And this his piety and holiness of life won for him reverence even from the enemies of the faith, so that he was known even among them by the name of “ the Just."
And, as his life had been that of a Christian bishop, ruling the flock over which the Chief
Shepherd had set him, faithfully and wisely, himself “an example of the believers, in word, in conversation, in charity, in spirit, in faith, in purity;" as he had been all this in his life, so was he no less an example of faith and charity in his death,
We read in Eusebius, the early historian of the Church, that at the season of the Pass. over the Scribes and Pharisees summoned St. James before them, and led him up to a pinnacle of the temple ; if so be that, by threats or otherwise, they might lead him to deny Christ in the presence of the people assembled beneath. To this end they spake thus with him.
« Thou just man, of whom we ought all to be persuaded, , the people is deceived, and followeth after Jesus, which was crucified; do thou therefore declare unto us how Jesus is the door.” And he an, swered with a loud voice, and said, “Why ask ye me concerning Jesus, the Son of Man ? Behold, He sitteth on the right hand of Great Power, and He shall come hereafter upon the clouds of heaven."

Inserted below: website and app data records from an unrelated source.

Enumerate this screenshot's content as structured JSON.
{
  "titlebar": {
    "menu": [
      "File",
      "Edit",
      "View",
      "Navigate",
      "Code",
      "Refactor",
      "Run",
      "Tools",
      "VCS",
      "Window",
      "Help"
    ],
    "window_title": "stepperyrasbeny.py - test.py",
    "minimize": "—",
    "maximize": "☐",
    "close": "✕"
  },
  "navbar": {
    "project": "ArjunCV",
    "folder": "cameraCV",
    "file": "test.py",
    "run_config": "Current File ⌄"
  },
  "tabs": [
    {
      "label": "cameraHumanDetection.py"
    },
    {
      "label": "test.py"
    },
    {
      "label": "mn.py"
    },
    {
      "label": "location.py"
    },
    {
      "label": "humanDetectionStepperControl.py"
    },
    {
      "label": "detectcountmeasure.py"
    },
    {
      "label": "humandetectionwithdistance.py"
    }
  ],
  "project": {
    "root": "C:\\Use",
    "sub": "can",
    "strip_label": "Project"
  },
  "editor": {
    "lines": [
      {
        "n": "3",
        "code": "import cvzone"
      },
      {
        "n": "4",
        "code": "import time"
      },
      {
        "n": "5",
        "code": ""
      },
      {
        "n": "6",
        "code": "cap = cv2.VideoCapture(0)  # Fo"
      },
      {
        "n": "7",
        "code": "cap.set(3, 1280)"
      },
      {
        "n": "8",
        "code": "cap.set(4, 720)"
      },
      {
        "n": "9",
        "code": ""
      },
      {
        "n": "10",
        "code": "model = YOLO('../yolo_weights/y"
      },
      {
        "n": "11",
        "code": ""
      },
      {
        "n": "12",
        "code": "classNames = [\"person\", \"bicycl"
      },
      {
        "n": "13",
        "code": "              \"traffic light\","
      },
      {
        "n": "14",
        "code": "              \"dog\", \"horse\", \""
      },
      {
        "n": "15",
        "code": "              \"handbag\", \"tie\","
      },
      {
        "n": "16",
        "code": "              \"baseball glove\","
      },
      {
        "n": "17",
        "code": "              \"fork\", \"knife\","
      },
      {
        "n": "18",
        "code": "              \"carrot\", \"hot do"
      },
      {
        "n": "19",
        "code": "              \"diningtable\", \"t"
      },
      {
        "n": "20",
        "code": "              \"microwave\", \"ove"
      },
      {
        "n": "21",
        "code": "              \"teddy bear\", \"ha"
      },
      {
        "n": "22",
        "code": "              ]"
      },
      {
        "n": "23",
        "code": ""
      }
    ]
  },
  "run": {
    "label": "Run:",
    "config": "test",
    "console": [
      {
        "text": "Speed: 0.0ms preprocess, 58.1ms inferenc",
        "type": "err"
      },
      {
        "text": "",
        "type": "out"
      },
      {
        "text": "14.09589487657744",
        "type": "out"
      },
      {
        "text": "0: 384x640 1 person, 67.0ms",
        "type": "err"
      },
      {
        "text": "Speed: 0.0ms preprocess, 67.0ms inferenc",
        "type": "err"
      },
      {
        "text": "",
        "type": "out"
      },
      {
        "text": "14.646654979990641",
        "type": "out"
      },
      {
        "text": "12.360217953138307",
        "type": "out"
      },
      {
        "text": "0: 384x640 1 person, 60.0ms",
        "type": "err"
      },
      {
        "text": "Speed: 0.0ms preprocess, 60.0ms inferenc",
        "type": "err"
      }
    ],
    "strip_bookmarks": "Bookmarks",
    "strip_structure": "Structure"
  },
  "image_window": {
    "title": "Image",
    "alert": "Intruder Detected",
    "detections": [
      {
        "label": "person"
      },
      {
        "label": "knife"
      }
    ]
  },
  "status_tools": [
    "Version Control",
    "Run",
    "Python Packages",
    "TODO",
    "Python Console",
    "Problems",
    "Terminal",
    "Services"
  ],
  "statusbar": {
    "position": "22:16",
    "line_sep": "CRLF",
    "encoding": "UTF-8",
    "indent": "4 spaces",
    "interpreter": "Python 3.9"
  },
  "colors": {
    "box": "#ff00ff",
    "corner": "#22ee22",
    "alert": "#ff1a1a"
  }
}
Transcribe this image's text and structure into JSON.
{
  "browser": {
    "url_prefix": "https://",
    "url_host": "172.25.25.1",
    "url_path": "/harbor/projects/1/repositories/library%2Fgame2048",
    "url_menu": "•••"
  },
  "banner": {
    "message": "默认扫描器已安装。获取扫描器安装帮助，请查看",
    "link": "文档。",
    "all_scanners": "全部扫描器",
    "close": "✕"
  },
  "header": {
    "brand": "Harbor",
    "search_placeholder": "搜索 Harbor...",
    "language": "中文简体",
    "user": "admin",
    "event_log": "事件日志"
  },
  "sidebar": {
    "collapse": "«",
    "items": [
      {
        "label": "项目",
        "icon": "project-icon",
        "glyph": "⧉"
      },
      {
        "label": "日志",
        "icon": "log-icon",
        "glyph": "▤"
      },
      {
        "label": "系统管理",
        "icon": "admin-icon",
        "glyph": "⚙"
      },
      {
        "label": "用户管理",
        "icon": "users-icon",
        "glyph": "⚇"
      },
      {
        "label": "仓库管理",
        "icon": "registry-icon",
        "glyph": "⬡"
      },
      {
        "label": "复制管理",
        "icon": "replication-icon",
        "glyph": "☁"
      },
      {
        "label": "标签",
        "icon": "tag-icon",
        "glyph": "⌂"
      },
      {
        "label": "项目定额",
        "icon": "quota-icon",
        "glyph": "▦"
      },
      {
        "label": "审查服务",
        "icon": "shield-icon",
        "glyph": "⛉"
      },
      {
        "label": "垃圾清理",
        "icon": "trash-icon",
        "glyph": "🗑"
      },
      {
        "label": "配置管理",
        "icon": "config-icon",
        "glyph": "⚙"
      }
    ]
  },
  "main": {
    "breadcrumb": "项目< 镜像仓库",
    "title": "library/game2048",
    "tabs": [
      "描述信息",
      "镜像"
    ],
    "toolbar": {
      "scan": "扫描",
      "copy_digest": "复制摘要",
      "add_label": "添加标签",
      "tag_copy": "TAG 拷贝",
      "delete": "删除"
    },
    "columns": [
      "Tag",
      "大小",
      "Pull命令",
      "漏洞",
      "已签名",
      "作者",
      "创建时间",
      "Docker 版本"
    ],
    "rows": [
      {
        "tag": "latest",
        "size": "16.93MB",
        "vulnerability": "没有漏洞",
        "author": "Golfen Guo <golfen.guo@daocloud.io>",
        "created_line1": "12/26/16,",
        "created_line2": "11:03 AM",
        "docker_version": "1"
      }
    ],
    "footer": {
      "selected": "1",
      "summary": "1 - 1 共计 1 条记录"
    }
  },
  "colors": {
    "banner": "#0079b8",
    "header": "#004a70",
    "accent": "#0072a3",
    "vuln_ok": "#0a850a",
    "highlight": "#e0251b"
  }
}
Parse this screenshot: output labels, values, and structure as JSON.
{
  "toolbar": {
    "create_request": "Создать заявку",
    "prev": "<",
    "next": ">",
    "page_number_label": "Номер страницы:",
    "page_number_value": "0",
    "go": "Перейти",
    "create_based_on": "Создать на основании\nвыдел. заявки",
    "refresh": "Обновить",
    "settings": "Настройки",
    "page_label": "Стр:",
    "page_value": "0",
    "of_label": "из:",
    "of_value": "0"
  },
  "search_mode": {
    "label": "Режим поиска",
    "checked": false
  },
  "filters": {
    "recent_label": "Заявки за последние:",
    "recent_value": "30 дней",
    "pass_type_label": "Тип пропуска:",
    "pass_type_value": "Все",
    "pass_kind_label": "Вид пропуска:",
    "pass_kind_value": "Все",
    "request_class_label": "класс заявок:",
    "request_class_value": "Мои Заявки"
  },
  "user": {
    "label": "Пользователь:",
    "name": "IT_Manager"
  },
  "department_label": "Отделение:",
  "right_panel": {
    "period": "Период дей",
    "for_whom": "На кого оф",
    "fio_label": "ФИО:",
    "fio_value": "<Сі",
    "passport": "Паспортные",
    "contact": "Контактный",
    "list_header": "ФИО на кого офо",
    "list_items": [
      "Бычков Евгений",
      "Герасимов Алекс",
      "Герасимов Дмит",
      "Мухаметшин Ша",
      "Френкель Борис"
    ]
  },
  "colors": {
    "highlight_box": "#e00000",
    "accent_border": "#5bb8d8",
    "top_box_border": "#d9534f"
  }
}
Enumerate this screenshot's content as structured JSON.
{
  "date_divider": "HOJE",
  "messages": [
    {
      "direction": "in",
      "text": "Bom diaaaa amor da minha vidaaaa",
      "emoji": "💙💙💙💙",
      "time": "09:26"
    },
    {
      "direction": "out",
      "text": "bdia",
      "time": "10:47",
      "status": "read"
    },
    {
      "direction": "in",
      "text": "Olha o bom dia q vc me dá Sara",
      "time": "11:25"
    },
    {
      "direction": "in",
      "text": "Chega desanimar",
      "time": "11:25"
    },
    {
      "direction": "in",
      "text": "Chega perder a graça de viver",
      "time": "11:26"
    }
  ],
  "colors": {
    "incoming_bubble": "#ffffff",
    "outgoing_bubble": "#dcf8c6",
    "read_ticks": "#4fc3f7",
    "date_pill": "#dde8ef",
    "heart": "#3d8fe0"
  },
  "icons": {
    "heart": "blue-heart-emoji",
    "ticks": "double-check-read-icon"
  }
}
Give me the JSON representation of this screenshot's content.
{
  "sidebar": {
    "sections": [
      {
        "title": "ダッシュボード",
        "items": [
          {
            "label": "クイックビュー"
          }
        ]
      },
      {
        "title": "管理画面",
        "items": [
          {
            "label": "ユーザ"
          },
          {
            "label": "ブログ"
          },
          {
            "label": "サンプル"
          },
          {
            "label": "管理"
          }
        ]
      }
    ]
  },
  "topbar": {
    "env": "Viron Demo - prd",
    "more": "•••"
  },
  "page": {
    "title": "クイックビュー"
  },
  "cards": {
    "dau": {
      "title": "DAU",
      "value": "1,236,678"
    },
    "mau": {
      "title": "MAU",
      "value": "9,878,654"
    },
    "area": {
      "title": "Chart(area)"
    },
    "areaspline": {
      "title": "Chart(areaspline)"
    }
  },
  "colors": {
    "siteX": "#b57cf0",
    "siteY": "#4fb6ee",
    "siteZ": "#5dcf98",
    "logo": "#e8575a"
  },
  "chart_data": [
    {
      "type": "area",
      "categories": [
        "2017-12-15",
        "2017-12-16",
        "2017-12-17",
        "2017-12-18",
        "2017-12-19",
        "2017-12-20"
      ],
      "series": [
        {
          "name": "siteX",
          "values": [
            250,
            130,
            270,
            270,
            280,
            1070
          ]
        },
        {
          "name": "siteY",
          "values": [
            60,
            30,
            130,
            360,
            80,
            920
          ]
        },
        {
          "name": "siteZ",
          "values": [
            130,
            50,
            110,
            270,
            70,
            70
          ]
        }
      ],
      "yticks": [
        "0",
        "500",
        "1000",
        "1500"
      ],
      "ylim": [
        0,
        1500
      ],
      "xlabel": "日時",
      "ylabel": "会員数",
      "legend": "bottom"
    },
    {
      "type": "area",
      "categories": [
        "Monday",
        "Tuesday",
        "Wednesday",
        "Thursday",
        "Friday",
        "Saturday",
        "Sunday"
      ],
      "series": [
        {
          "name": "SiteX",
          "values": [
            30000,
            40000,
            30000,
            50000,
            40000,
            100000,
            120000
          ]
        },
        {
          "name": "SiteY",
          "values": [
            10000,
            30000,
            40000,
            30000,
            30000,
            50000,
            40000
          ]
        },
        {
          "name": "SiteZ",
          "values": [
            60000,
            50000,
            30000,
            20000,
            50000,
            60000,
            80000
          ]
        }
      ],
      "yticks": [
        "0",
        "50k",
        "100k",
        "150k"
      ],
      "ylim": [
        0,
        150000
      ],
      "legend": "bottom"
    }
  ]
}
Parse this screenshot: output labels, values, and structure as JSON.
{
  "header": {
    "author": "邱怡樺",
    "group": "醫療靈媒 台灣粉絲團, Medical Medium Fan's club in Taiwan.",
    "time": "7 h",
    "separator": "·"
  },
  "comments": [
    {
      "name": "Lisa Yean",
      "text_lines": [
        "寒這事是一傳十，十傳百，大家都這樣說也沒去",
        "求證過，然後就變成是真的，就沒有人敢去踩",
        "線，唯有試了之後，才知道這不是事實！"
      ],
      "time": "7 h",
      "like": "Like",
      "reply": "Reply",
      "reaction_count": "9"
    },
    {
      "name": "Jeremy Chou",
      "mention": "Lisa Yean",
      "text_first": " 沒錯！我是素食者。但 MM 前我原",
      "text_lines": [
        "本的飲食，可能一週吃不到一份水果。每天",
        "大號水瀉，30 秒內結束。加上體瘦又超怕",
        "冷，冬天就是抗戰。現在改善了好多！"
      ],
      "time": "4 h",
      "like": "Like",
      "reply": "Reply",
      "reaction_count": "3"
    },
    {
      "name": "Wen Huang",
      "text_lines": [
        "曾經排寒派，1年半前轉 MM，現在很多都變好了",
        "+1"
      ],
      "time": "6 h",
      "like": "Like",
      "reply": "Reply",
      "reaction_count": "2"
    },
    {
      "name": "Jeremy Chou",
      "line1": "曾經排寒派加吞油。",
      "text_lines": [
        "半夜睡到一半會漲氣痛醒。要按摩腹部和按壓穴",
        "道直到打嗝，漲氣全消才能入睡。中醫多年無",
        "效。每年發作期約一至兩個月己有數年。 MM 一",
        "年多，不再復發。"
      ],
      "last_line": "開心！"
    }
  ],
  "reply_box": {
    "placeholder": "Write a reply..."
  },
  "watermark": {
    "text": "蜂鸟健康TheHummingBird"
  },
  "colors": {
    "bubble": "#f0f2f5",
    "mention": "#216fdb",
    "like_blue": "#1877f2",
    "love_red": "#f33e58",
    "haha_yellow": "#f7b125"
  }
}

When he had said this in the hearing of the multitude, they who had placed him there, in their rage, casť him down headlong. And they began to cast stones at him, because